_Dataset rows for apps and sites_
☆ ☆ ☆ ☆ ☆
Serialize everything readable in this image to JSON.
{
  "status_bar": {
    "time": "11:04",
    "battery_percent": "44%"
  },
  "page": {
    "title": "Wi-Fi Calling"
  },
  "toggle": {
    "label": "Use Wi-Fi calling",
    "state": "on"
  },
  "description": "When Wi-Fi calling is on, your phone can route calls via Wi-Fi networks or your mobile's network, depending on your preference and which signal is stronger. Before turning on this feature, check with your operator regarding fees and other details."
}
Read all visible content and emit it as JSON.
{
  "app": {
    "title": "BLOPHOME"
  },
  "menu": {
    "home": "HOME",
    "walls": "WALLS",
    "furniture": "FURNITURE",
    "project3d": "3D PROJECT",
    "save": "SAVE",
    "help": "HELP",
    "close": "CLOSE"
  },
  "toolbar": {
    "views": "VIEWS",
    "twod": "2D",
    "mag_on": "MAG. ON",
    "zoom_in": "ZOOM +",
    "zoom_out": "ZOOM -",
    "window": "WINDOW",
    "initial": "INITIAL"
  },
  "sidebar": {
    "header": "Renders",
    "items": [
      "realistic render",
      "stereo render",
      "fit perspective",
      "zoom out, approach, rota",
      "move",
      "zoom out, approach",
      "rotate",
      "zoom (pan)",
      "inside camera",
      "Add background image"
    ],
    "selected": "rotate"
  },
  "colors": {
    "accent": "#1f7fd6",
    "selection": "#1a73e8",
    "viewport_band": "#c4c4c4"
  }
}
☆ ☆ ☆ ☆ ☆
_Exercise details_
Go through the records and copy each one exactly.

_Solution_
Serialize everything readable in this image to JSON.
{
  "status_bar": {
    "time": "11:04",
    "battery_percent": "44%"
  },
  "page": {
    "title": "Wi-Fi Calling"
  },
  "toggle": {
    "label": "Use Wi-Fi calling",
    "state": "on"
  },
  "description": "When Wi-Fi calling is on, your phone can route calls via Wi-Fi networks or your mobile's network, depending on your preference and which signal is stronger. Before turning on this feature, check with your operator regarding fees and other details."
}
Read all visible content and emit it as JSON.
{
  "app": {
    "title": "BLOPHOME"
  },
  "menu": {
    "home": "HOME",
    "walls": "WALLS",
    "furniture": "FURNITURE",
    "project3d": "3D PROJECT",
    "save": "SAVE",
    "help": "HELP",
    "close": "CLOSE"
  },
  "toolbar": {
    "views": "VIEWS",
    "twod": "2D",
    "mag_on": "MAG. ON",
    "zoom_in": "ZOOM +",
    "zoom_out": "ZOOM -",
    "window": "WINDOW",
    "initial": "INITIAL"
  },
  "sidebar": {
    "header": "Renders",
    "items": [
      "realistic render",
      "stereo render",
      "fit perspective",
      "zoom out, approach, rota",
      "move",
      "zoom out, approach",
      "rotate",
      "zoom (pan)",
      "inside camera",
      "Add background image"
    ],
    "selected": "rotate"
  },
  "colors": {
    "accent": "#1f7fd6",
    "selection": "#1a73e8",
    "viewport_band": "#c4c4c4"
  }
}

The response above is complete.